Dr. Clifton O. Bingham, III is an Associate Professor of Medicine working as a Rheumatologist at the Johns Hopkins Arthritis Center in the Division of Rheumatology.
Victoria is the Director of Patient Education and Director of Nursing at the Johns Hopkins Arthritis Center.
Anthony Keyes is the Research Program Manager at the Johns Hopkins Division of Rheumatology. Watch this video to learn about how he helps with research in our division.
Dr. Aucott is the Director of the recently launched Johns Hopkins Lyme Disease Clinical Research center. He shares his interest in Lyme Disease research and how he came to join the team at Johns Hopkins Rheumatology.
You may notice a theme to this issue of LEAP: change. Our cover story features research in Sjögren’s that has the potential to transform the way drugs are tested in clinical trials, to eliminate some of the time-consuming, trial-and-error process that is so familiar to patients and doctors alike, and even to lead to the development of new drugs that […]

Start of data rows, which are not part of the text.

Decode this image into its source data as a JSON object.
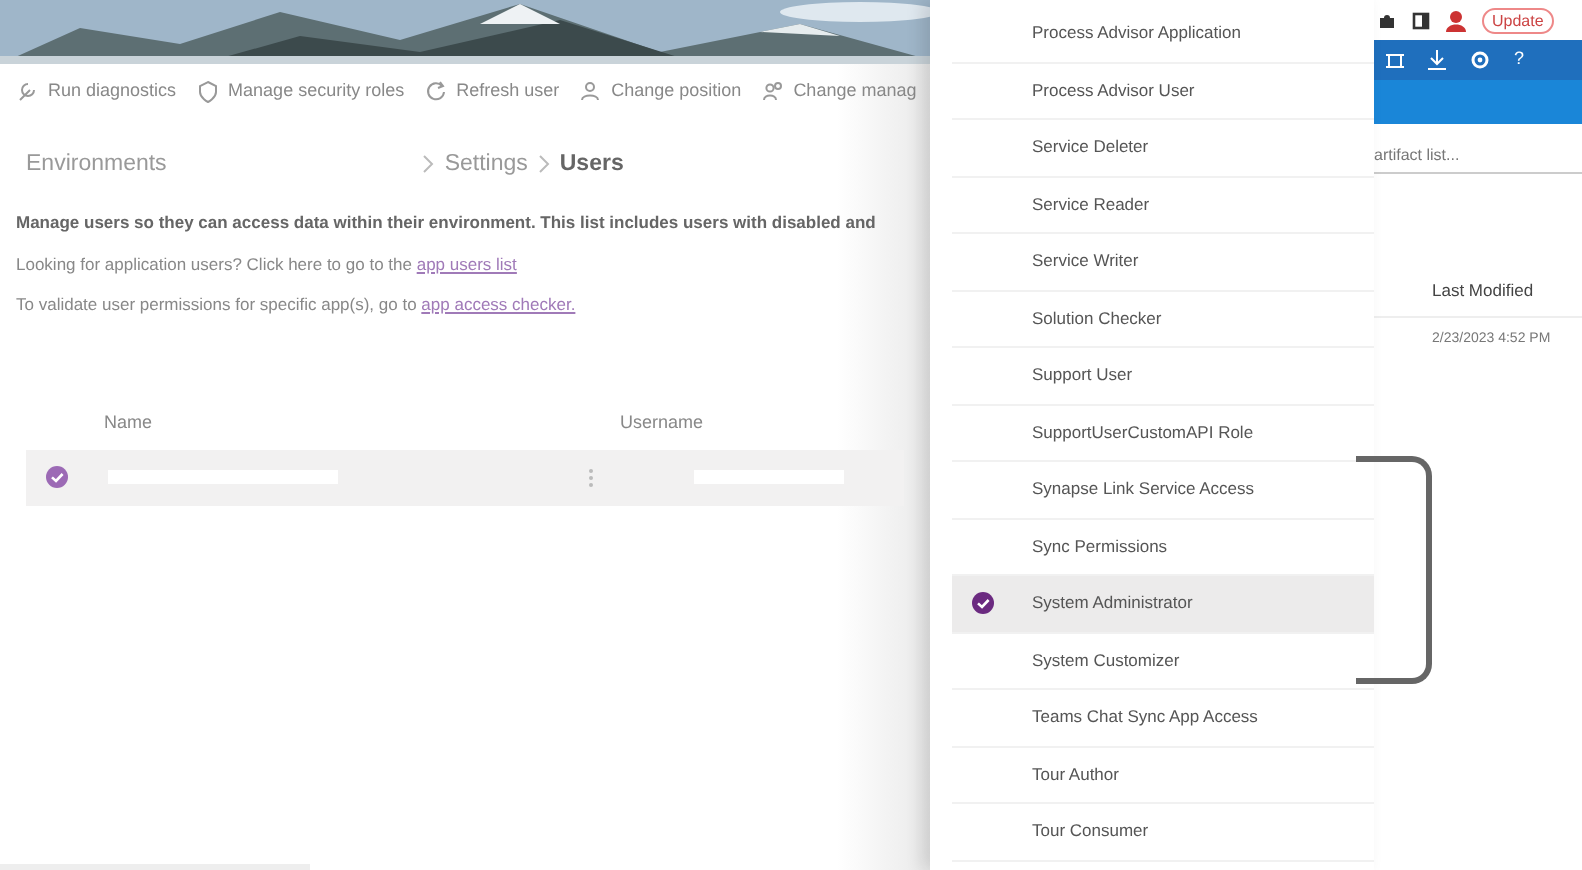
{
  "toolbar": [
    {
      "label": "Run diagnostics"
    },
    {
      "label": "Manage security roles"
    },
    {
      "label": "Refresh user"
    },
    {
      "label": "Change position"
    },
    {
      "label": "Change manag"
    }
  ],
  "breadcrumb": [
    {
      "label": "Environments",
      "current": false
    },
    {
      "label": "Settings",
      "current": false
    },
    {
      "label": "Users",
      "current": true
    }
  ],
  "description": {
    "intro": "Manage users so they can access data within their environment. This list includes users with disabled and",
    "lines": [
      {
        "text": "Looking for application users? Click here to go to the",
        "link": "app users list"
      },
      {
        "text": "To validate user permissions for specific app(s), go to",
        "link": "app access checker."
      }
    ]
  },
  "users_table": {
    "columns": [
      "Name",
      "Username"
    ],
    "rows": [
      {
        "selected": true
      }
    ]
  },
  "roles_panel": {
    "items": [
      {
        "label": "Process Advisor Application",
        "selected": false
      },
      {
        "label": "Process Advisor User",
        "selected": false
      },
      {
        "label": "Service Deleter",
        "selected": false
      },
      {
        "label": "Service Reader",
        "selected": false
      },
      {
        "label": "Service Writer",
        "selected": false
      },
      {
        "label": "Solution Checker",
        "selected": false
      },
      {
        "label": "Support User",
        "selected": false
      },
      {
        "label": "SupportUserCustomAPI Role",
        "selected": false
      },
      {
        "label": "Synapse Link Service Access",
        "selected": false
      },
      {
        "label": "Sync Permissions",
        "selected": false
      },
      {
        "label": "System Administrator",
        "selected": true
      },
      {
        "label": "System Customizer",
        "selected": false
      },
      {
        "label": "Teams Chat Sync App Access",
        "selected": false
      },
      {
        "label": "Tour Author",
        "selected": false
      },
      {
        "label": "Tour Consumer",
        "selected": false
      }
    ]
  },
  "background_app": {
    "update_button": "Update",
    "help_icon": "?",
    "search_text": "artifact list...",
    "column": "Last Modified",
    "cell": "2/23/2023 4:52 PM"
  }
}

This issue of Leap, although autoimmunity is on the cover, is actually about the many points of connection here in the Division of Rheumatology. First, of course, is our connection to our patients. It’s not just physicians, nurses, and staff. It’s also our scientists, working to discover how these diseases start and how they might be stopped.
In our first episode of our new #InsideRheum series, we’d like you to meet Dr. Mark Soloski.
The American Nurses Credentialing Center (ANCC) and the Rheumatology Nurses Society (RNS) today announced plans to develop a new board certification through portfolio for rheumatology nursing.
Please see the first issue of LEAP – a hot off the press magazine about the Division of Rheumatology at Johns Hopkins. In these pages you will learn more about who we are and what we’re all about. Enclosed are stories and images about the talented staff, postdoctoral fellows and faculty who make up our team.
Small But Mighty Grants Can Make All the Difference Never underestimate the power of traction. Just a little bit of it can mean the difference between spinning your wheels and actually getting somewhere in your scientific career.